The creator economy has been on the rise for several years now, with platforms like YouTube, TikTok, and Instagram providing new opportunities for content creators to monetize their work. The industry has grown to an estimated $60 billion, and creators of all kinds are finding success building an audience and making a living through their content.
However, the recent rise of creator funds has left some questioning the long-term sustainability of the industry. Creator funds are programs that pay creators upfront for their content, providing a much-needed source of income for creators who may not have the same level of financial stability as traditional media companies.
These funds are often designed to support underrepresented creators, providing a much-needed boost for marginalized voices in the industry. For example, YouTube’s Black Voices Fund was launched in 2020 with the goal of investing in and amplifying Black creators on the platform. Similarly, TikTok’s Creator Fund was designed to support creators who are building a following on the app.
However, some argue that creator funds ultimately undercut the value of creators’ work. By paying creators upfront for their work, these funds encourage a focus on short-term gains rather than investing in the long-term growth of their brand and audience. Additionally, many of these funds require creators to sign exclusivity agreements, limiting their ability to collaborate with other brands or platforms in the future.
Moreover, some funds may also restrict creative freedom, as they may come with specific requirements or guidelines for the content created. This can stifle creativity and prevent creators from taking risks or trying new things. As the industry continues to grow and evolve, it is important that creators have the freedom to experiment and take risks in order to stand out and attract new audiences.
Another potential issue with creator funds is the potential for oversaturation in the market. As more and more creators are able to monetize their work through these funds, it may become more difficult for individual creators to stand out and build a following. This could ultimately lead to a decline in the overall value of creator content, as audiences become overwhelmed with an abundance of content that is all vying for their attention.
Despite these concerns, creator funds continue to be a popular and important part of the creator economy. They provide a much-needed source of income and support for creators, and can help to amplify underrepresented voices in the industry. However, it is important for creators to weigh the pros and cons of these programs and determine what is best for their individual goals and careers.
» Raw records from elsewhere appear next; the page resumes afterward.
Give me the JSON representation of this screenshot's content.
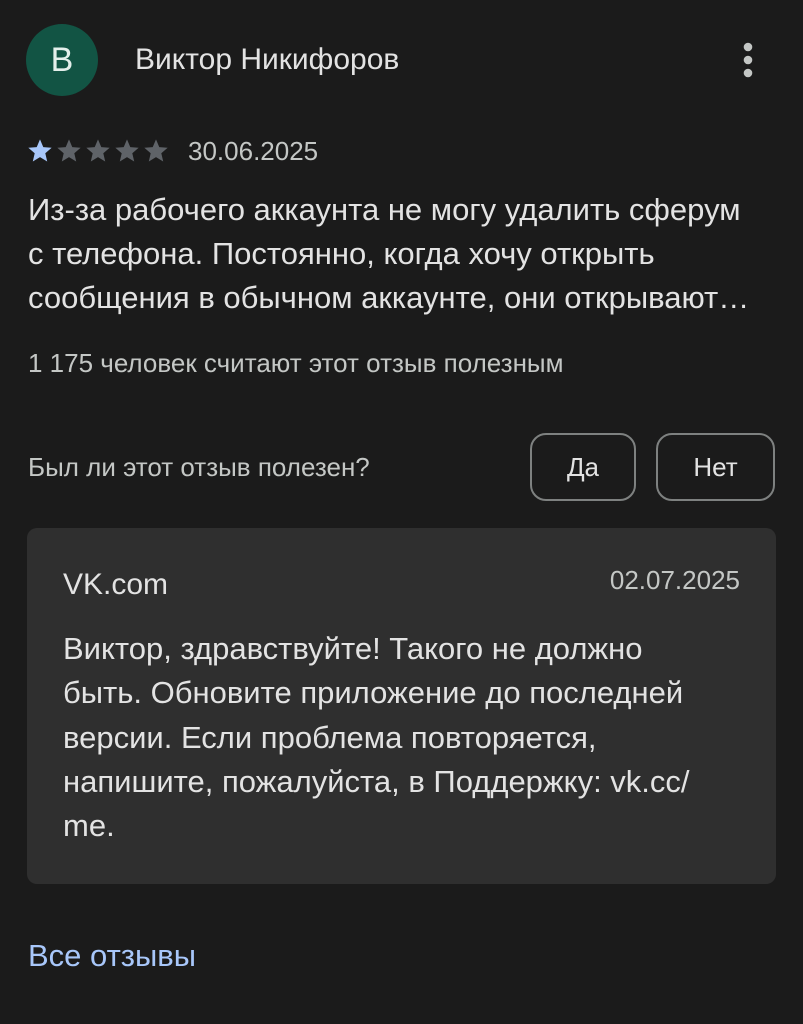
{
  "review": {
    "author_initial": "В",
    "author_name": "Виктор Никифоров",
    "rating": 1,
    "rating_max": 5,
    "date": "30.06.2025",
    "text": "Из-за рабочего аккаунта не могу удалить сферум\nс телефона. Постоянно, когда хочу открыть\nсообщения в обычном аккаунте, они открывают…",
    "helpful_count_text": "1 175 человек считают этот отзыв полезным"
  },
  "feedback": {
    "question": "Был ли этот отзыв полезен?",
    "yes_label": "Да",
    "no_label": "Нет"
  },
  "developer_reply": {
    "author": "VK.com",
    "date": "02.07.2025",
    "text": "Виктор, здравствуйте! Такого не должно\nбыть. Обновите приложение до последней\nверсии. Если проблема повторяется,\nнапишите, пожалуйста, в Поддержку: vk.cc/\nme."
  },
  "footer": {
    "all_reviews_label": "Все отзывы"
  },
  "icons": {
    "menu": "more-vert-icon",
    "rating": "star-icon"
  },
  "colors": {
    "background": "#1b1b1b",
    "text_primary": "#e3e3e3",
    "text_secondary": "#c4c7c5",
    "avatar": "#125444",
    "star_filled": "#a8c7fa",
    "star_empty": "#5f6368",
    "link": "#a8c7fa",
    "reply_background": "#2f2f2f",
    "button_border": "#7e8180"
  }
}
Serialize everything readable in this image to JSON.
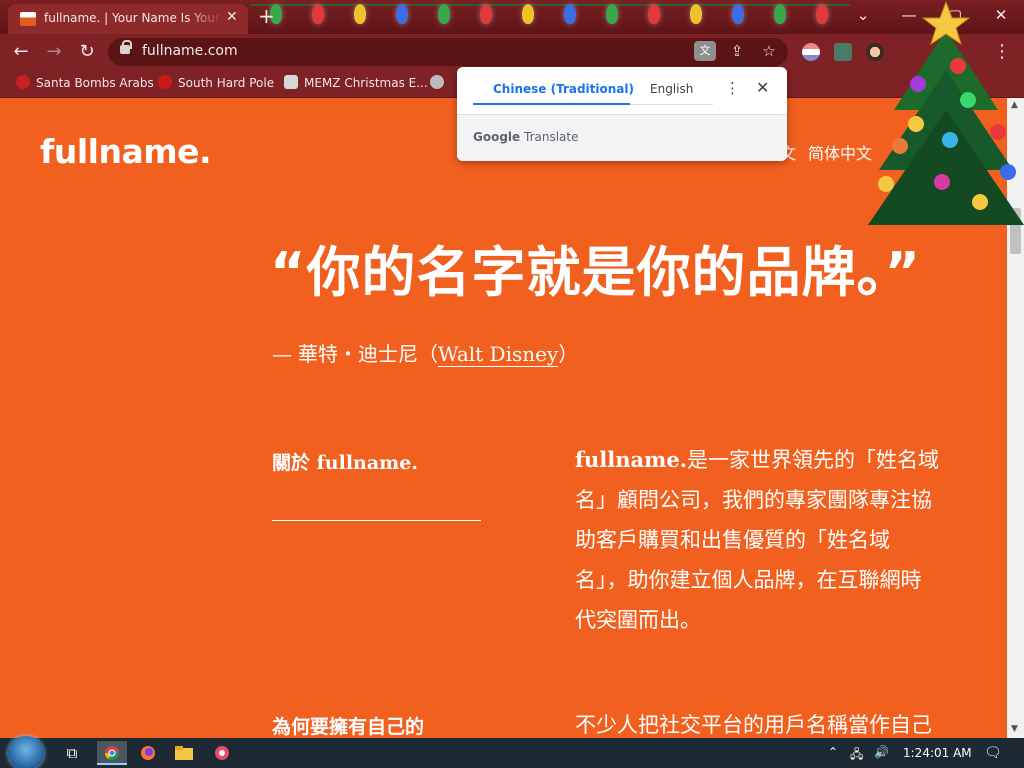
{
  "browser": {
    "tab_title": "fullname. | Your Name Is Your Brand",
    "tab_close": "✕",
    "new_tab": "+",
    "url": "fullname.com",
    "window_controls": {
      "dropdown": "⌄",
      "minimize": "—",
      "maximize": "▢",
      "close": "✕"
    },
    "nav": {
      "back": "←",
      "forward": "→",
      "reload": "↻"
    },
    "omnibox_icons": {
      "translate": "文",
      "share": "⇪",
      "star": "☆"
    },
    "menu": "⋮"
  },
  "bookmarks": [
    {
      "label": "Santa Bombs Arabs",
      "icon": "santa-icon",
      "color": "#c92020"
    },
    {
      "label": "South Hard Pole",
      "icon": "snowflake-icon",
      "color": "#cc1a1a"
    },
    {
      "label": "MEMZ Christmas E...",
      "icon": "memz-icon",
      "color": "#d7d7d7"
    },
    {
      "label": "",
      "icon": "raccoon-icon",
      "color": "#bbbbbb"
    }
  ],
  "translate_popup": {
    "source_tab": "Chinese (Traditional)",
    "target_tab": "English",
    "more": "⋮",
    "close": "✕",
    "brand_google": "Google",
    "brand_translate": "Translate"
  },
  "page": {
    "logo": "fullname.",
    "lang_partial": "文",
    "lang_simplified": "简体中文",
    "quote": "“你的名字就是你的品牌。”",
    "attribution_dash": "—",
    "attribution_name": "華特・迪士尼（",
    "attribution_link": "Walt Disney",
    "attribution_close": "）",
    "about_title": "關於 fullname.",
    "about_body_brand": "fullname.",
    "about_body_lines": [
      "是一家世界領先的「姓名域",
      "名」顧問公司，我們的專家團隊專注協",
      "助客戶購買和出售優質的「姓名域",
      "名」，助你建立個人品牌，在互聯網時",
      "代突圍而出。"
    ],
    "why_title": "為何要擁有自己的",
    "why_body": "不少人把社交平台的用戶名稱當作自己"
  },
  "taskbar": {
    "clock": "1:24:01 AM",
    "tray_chevron": "⌃",
    "tray_network": "🖧",
    "tray_volume": "🔊",
    "notification": "🗨"
  },
  "colors": {
    "page_bg": "#f2601f",
    "chrome_bg": "#7e2225",
    "accent_blue": "#1a73e8"
  }
}
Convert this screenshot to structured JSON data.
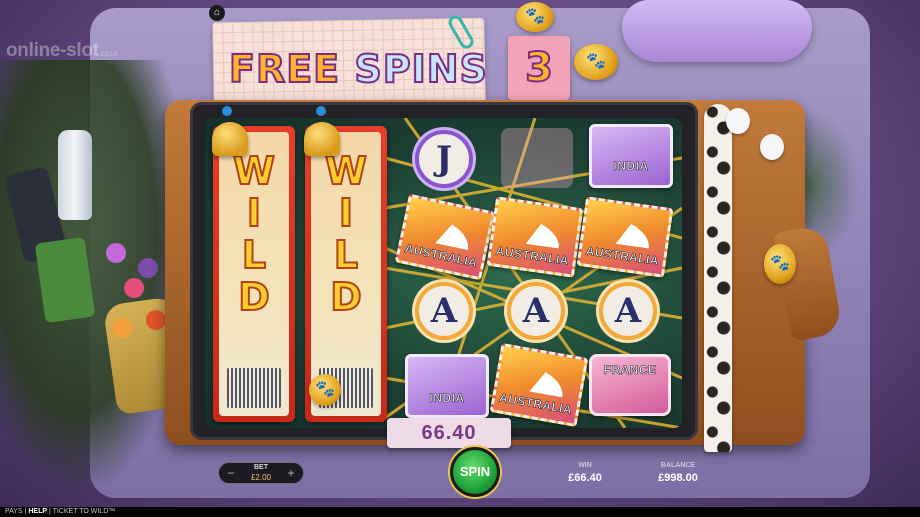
{
  "logo": {
    "text": "online-slot",
    "suffix": ".co.uk"
  },
  "top_controls": {
    "home_icon": "home-icon",
    "icons": [
      "info-icon",
      "sound-icon",
      "settings-icon",
      "history-icon",
      "fullscreen-icon"
    ]
  },
  "free_spins": {
    "word1": "FREE",
    "word2": "SPINS",
    "count": "3"
  },
  "reels": {
    "wild_label": "WILD",
    "wild_letters": [
      "W",
      "I",
      "L",
      "D"
    ],
    "symbols": {
      "row1": [
        "J",
        "",
        ""
      ],
      "row2_stamp": "AUSTRALIA",
      "row3": [
        "A",
        "A",
        "A"
      ],
      "row4_stamp": "AUSTRALIA",
      "india_stamp": "INDIA",
      "france_stamp": "FRANCE"
    }
  },
  "win_sticker": "66.40",
  "bet": {
    "label": "BET",
    "value": "£2.00",
    "minus": "−",
    "plus": "+"
  },
  "spin_button": "SPIN",
  "stats": {
    "win_label": "WIN",
    "win_value": "£66.40",
    "balance_label": "BALANCE",
    "balance_value": "£998.00"
  },
  "footer": {
    "pays": "PAYS",
    "help": "HELP",
    "title": "TICKET TO WILD™"
  },
  "colors": {
    "accent": "#ffb42a",
    "spin_green": "#1fa23a",
    "ticket_red": "#e63e2a"
  }
}
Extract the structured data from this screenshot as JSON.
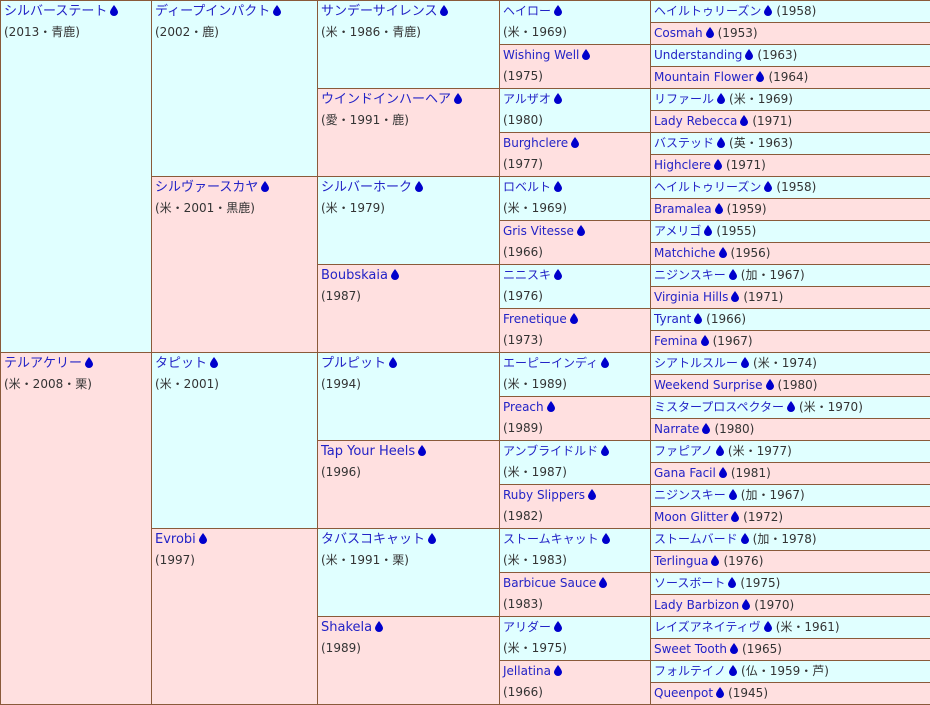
{
  "icon_color": "#0000cc",
  "male_bg": "#e0ffff",
  "female_bg": "#ffe0e0",
  "g1": [
    {
      "name": "シルバーステート",
      "info": "(2013・青鹿)",
      "sex": "m"
    },
    {
      "name": "テルアケリー",
      "info": "(米・2008・栗)",
      "sex": "f"
    }
  ],
  "g2": [
    {
      "name": "ディープインパクト",
      "info": "(2002・鹿)",
      "sex": "m"
    },
    {
      "name": "シルヴァースカヤ",
      "info": "(米・2001・黒鹿)",
      "sex": "f"
    },
    {
      "name": "タピット",
      "info": "(米・2001)",
      "sex": "m"
    },
    {
      "name": "Evrobi",
      "info": "(1997)",
      "sex": "f"
    }
  ],
  "g3": [
    {
      "name": "サンデーサイレンス",
      "info": "(米・1986・青鹿)",
      "sex": "m"
    },
    {
      "name": "ウインドインハーヘア",
      "info": "(愛・1991・鹿)",
      "sex": "f"
    },
    {
      "name": "シルバーホーク",
      "info": "(米・1979)",
      "sex": "m"
    },
    {
      "name": "Boubskaia",
      "info": "(1987)",
      "sex": "f"
    },
    {
      "name": "プルピット",
      "info": "(1994)",
      "sex": "m"
    },
    {
      "name": "Tap Your Heels",
      "info": "(1996)",
      "sex": "f"
    },
    {
      "name": "タバスコキャット",
      "info": "(米・1991・栗)",
      "sex": "m"
    },
    {
      "name": "Shakela",
      "info": "(1989)",
      "sex": "f"
    }
  ],
  "g4": [
    {
      "name": "ヘイロー",
      "info": "(米・1969)",
      "sex": "m"
    },
    {
      "name": "Wishing Well",
      "info": "(1975)",
      "sex": "f"
    },
    {
      "name": "アルザオ",
      "info": "(1980)",
      "sex": "m"
    },
    {
      "name": "Burghclere",
      "info": "(1977)",
      "sex": "f"
    },
    {
      "name": "ロベルト",
      "info": "(米・1969)",
      "sex": "m"
    },
    {
      "name": "Gris Vitesse",
      "info": "(1966)",
      "sex": "f"
    },
    {
      "name": "ニニスキ",
      "info": "(1976)",
      "sex": "m"
    },
    {
      "name": "Frenetique",
      "info": "(1973)",
      "sex": "f"
    },
    {
      "name": "エーピーインディ",
      "info": "(米・1989)",
      "sex": "m"
    },
    {
      "name": "Preach",
      "info": "(1989)",
      "sex": "f"
    },
    {
      "name": "アンブライドルド",
      "info": "(米・1987)",
      "sex": "m"
    },
    {
      "name": "Ruby Slippers",
      "info": "(1982)",
      "sex": "f"
    },
    {
      "name": "ストームキャット",
      "info": "(米・1983)",
      "sex": "m"
    },
    {
      "name": "Barbicue Sauce",
      "info": "(1983)",
      "sex": "f"
    },
    {
      "name": "アリダー",
      "info": "(米・1975)",
      "sex": "m"
    },
    {
      "name": "Jellatina",
      "info": "(1966)",
      "sex": "f"
    }
  ],
  "g5": [
    {
      "name": "ヘイルトゥリーズン",
      "info": "(1958)",
      "sex": "m"
    },
    {
      "name": "Cosmah",
      "info": "(1953)",
      "sex": "f"
    },
    {
      "name": "Understanding",
      "info": "(1963)",
      "sex": "m"
    },
    {
      "name": "Mountain Flower",
      "info": "(1964)",
      "sex": "f"
    },
    {
      "name": "リファール",
      "info": "(米・1969)",
      "sex": "m"
    },
    {
      "name": "Lady Rebecca",
      "info": "(1971)",
      "sex": "f"
    },
    {
      "name": "バステッド",
      "info": "(英・1963)",
      "sex": "m"
    },
    {
      "name": "Highclere",
      "info": "(1971)",
      "sex": "f"
    },
    {
      "name": "ヘイルトゥリーズン",
      "info": "(1958)",
      "sex": "m"
    },
    {
      "name": "Bramalea",
      "info": "(1959)",
      "sex": "f"
    },
    {
      "name": "アメリゴ",
      "info": "(1955)",
      "sex": "m"
    },
    {
      "name": "Matchiche",
      "info": "(1956)",
      "sex": "f"
    },
    {
      "name": "ニジンスキー",
      "info": "(加・1967)",
      "sex": "m"
    },
    {
      "name": "Virginia Hills",
      "info": "(1971)",
      "sex": "f"
    },
    {
      "name": "Tyrant",
      "info": "(1966)",
      "sex": "m"
    },
    {
      "name": "Femina",
      "info": "(1967)",
      "sex": "f"
    },
    {
      "name": "シアトルスルー",
      "info": "(米・1974)",
      "sex": "m"
    },
    {
      "name": "Weekend Surprise",
      "info": "(1980)",
      "sex": "f"
    },
    {
      "name": "ミスタープロスペクター",
      "info": "(米・1970)",
      "sex": "m"
    },
    {
      "name": "Narrate",
      "info": "(1980)",
      "sex": "f"
    },
    {
      "name": "ファピアノ",
      "info": "(米・1977)",
      "sex": "m"
    },
    {
      "name": "Gana Facil",
      "info": "(1981)",
      "sex": "f"
    },
    {
      "name": "ニジンスキー",
      "info": "(加・1967)",
      "sex": "m"
    },
    {
      "name": "Moon Glitter",
      "info": "(1972)",
      "sex": "f"
    },
    {
      "name": "ストームバード",
      "info": "(加・1978)",
      "sex": "m"
    },
    {
      "name": "Terlingua",
      "info": "(1976)",
      "sex": "f"
    },
    {
      "name": "ソースボート",
      "info": "(1975)",
      "sex": "m"
    },
    {
      "name": "Lady Barbizon",
      "info": "(1970)",
      "sex": "f"
    },
    {
      "name": "レイズアネイティヴ",
      "info": "(米・1961)",
      "sex": "m"
    },
    {
      "name": "Sweet Tooth",
      "info": "(1965)",
      "sex": "f"
    },
    {
      "name": "フォルテイノ",
      "info": "(仏・1959・芦)",
      "sex": "m"
    },
    {
      "name": "Queenpot",
      "info": "(1945)",
      "sex": "f"
    }
  ]
}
As the industry continues to evolve, it will be interesting to see how creator funds continue to impact the creator economy. While they may present some challenges, they also have the potential to help creators grow and thrive in an industry that is constantly changing and evolving.